Entries taken from a collection
+--

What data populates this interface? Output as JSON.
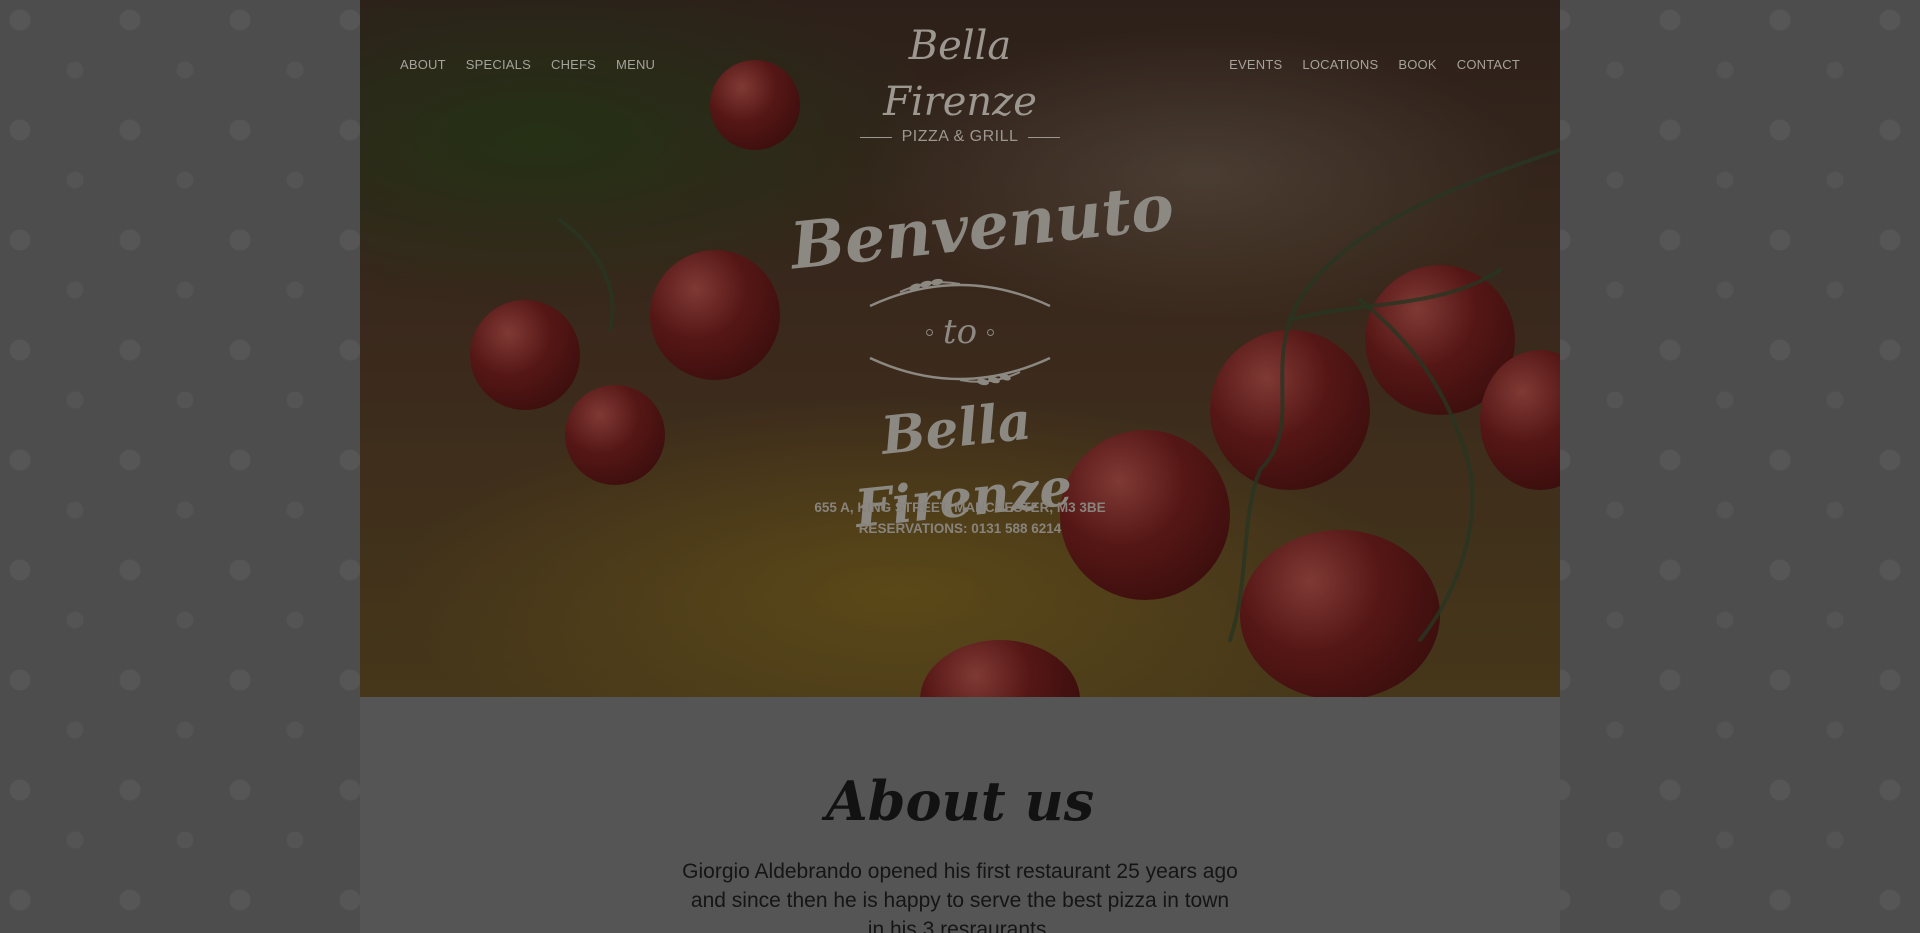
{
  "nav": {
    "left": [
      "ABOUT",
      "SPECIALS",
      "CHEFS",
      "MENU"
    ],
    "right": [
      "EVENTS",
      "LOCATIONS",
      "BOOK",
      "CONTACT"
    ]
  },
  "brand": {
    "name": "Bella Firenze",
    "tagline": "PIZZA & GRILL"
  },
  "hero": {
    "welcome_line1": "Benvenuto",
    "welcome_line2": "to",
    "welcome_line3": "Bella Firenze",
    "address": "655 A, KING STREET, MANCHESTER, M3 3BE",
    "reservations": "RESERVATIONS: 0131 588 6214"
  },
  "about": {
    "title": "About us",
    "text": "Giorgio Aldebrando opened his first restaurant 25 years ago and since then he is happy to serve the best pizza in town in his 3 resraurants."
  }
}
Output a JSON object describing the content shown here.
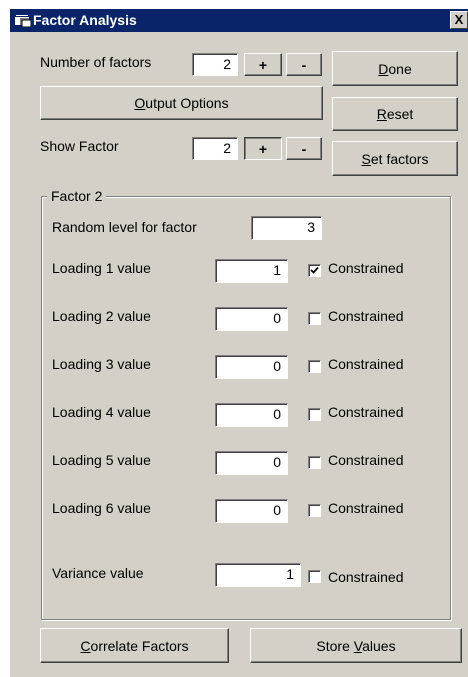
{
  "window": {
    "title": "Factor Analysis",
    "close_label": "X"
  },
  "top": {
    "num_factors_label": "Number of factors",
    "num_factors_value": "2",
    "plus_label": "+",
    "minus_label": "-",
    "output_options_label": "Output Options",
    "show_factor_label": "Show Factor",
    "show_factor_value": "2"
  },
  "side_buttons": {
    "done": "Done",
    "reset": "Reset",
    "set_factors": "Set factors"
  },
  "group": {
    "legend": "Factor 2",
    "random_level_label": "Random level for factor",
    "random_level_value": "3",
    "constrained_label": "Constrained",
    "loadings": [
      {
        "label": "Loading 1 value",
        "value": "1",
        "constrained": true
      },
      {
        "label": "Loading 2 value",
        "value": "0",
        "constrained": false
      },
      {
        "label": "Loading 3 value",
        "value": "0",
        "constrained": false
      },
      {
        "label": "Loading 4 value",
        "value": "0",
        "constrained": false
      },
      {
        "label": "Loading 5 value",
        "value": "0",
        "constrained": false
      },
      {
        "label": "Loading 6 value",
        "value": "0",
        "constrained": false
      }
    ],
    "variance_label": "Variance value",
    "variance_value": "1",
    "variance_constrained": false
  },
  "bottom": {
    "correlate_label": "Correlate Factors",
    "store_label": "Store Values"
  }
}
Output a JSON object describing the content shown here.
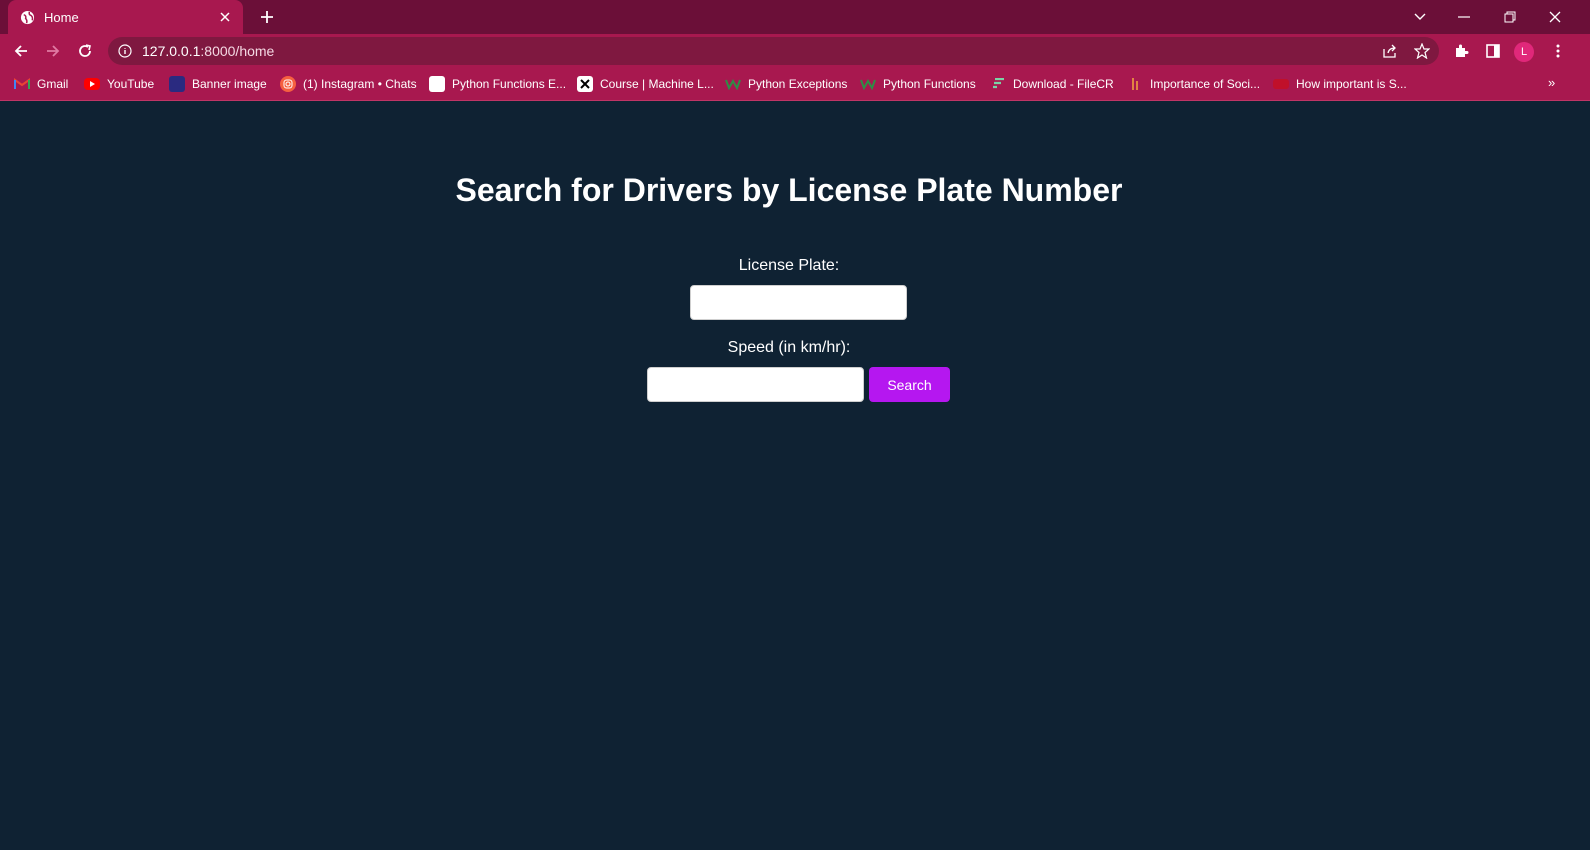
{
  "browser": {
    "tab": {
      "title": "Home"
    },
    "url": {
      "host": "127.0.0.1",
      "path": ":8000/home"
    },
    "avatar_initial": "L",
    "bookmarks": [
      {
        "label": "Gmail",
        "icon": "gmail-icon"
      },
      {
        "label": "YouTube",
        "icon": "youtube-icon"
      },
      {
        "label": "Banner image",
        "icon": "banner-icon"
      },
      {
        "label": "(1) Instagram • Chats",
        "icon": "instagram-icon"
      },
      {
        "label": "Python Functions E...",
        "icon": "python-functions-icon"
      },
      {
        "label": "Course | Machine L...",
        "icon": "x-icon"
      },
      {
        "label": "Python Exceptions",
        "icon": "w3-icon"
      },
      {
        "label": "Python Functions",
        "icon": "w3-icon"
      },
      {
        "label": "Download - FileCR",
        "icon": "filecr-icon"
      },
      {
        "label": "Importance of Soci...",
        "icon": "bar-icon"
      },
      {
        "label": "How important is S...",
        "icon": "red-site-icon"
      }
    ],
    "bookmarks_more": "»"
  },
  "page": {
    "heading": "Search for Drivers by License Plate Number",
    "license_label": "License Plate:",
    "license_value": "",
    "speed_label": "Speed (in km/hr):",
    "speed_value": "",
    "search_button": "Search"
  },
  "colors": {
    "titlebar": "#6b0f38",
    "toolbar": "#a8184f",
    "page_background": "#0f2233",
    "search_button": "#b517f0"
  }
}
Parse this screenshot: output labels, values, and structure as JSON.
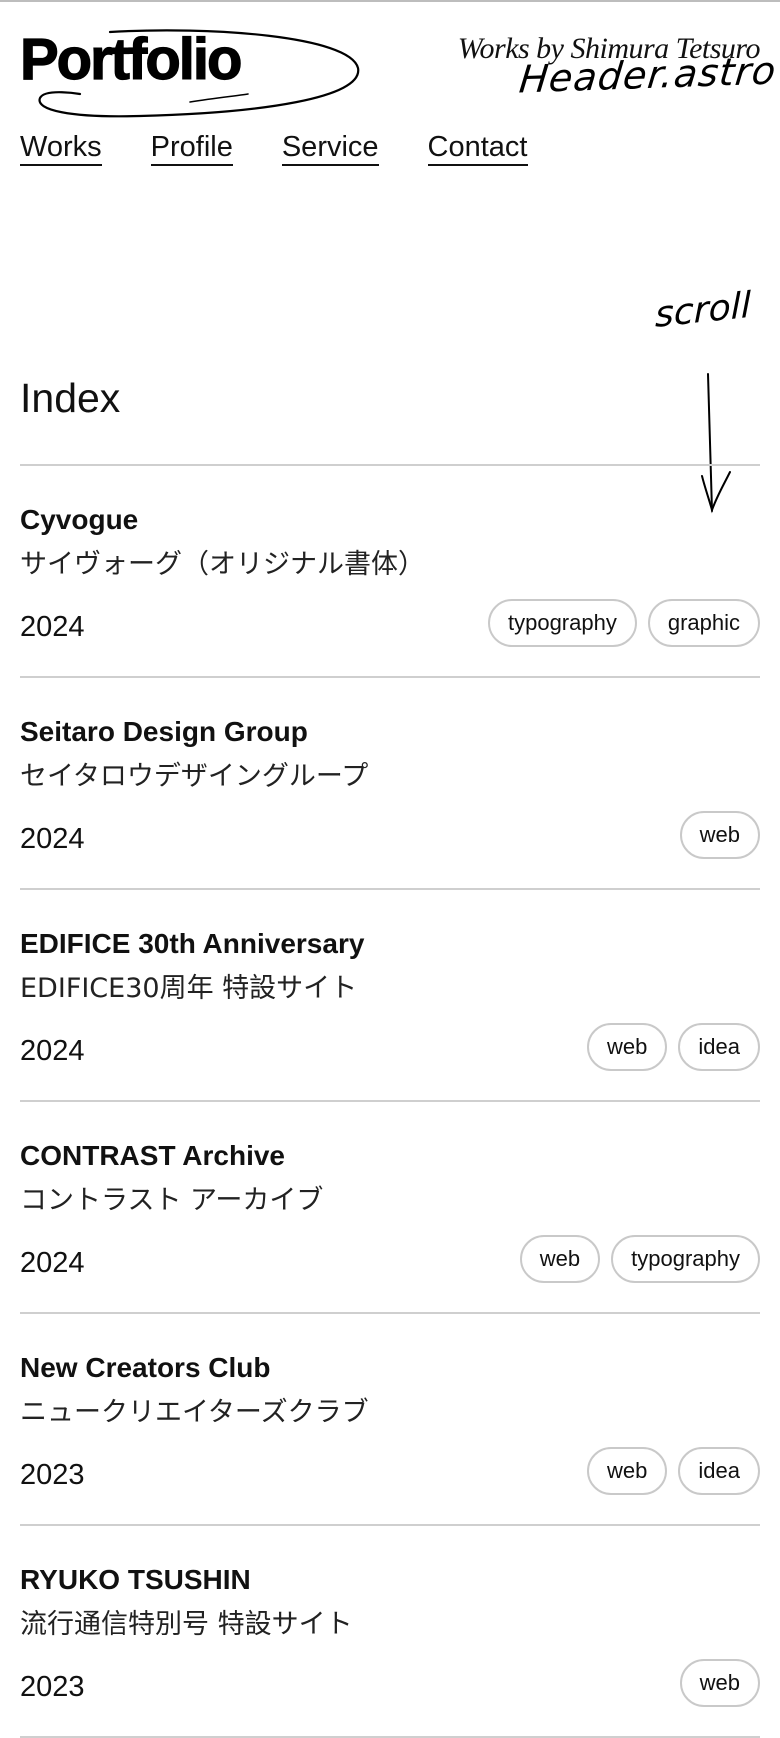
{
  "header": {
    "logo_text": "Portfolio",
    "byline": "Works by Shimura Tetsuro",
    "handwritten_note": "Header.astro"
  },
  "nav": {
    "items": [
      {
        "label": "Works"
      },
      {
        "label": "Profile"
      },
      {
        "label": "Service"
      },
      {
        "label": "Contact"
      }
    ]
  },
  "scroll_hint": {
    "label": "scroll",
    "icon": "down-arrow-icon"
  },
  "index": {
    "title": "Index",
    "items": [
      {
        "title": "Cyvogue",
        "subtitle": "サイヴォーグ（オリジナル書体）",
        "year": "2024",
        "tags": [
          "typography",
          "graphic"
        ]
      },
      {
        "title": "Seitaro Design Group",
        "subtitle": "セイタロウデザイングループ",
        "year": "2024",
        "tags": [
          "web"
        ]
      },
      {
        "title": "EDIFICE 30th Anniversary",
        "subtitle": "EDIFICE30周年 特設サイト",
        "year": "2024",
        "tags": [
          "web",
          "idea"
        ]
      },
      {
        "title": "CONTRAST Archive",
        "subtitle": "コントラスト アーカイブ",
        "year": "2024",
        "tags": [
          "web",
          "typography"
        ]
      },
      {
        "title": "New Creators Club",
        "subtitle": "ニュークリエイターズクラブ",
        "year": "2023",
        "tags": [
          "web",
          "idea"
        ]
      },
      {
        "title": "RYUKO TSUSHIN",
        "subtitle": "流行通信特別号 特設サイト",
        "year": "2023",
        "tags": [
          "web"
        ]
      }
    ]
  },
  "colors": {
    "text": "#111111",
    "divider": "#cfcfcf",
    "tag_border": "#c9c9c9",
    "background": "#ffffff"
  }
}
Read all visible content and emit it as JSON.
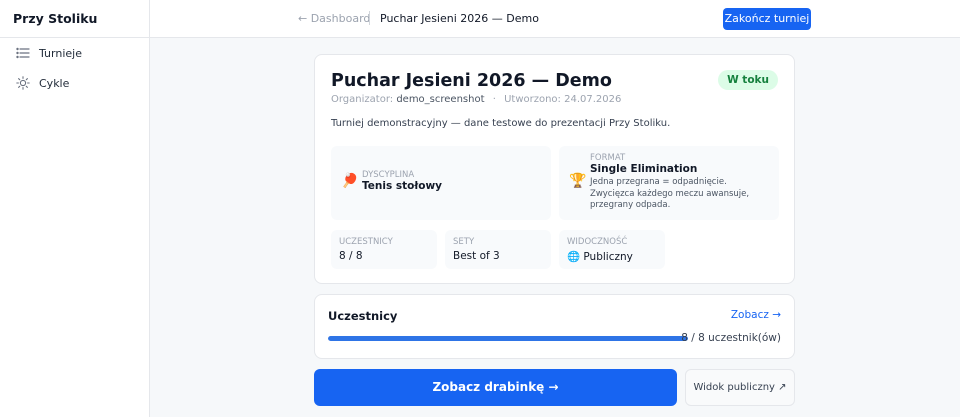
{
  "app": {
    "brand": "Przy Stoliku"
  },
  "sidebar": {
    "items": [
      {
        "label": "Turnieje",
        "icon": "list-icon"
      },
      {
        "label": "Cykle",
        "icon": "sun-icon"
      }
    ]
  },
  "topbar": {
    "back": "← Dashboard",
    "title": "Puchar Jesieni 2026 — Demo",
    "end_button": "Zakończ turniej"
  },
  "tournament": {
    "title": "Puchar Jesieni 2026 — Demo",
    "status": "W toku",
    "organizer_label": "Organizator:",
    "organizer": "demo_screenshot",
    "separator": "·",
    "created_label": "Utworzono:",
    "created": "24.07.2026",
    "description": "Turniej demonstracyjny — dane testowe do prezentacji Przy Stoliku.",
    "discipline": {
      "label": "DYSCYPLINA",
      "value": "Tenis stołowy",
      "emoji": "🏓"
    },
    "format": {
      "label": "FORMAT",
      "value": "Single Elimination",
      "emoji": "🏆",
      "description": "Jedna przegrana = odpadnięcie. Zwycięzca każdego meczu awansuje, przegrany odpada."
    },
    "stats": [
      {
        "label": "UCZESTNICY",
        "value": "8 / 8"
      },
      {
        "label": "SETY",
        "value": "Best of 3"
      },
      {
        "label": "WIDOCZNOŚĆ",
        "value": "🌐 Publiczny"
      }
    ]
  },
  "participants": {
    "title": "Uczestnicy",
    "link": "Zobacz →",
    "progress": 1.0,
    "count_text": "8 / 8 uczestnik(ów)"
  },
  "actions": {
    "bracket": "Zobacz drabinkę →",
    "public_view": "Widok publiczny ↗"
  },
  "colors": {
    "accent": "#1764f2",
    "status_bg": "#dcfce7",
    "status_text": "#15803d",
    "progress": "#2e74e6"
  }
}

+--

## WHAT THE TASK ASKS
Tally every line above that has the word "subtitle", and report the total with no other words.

## ANSWER
6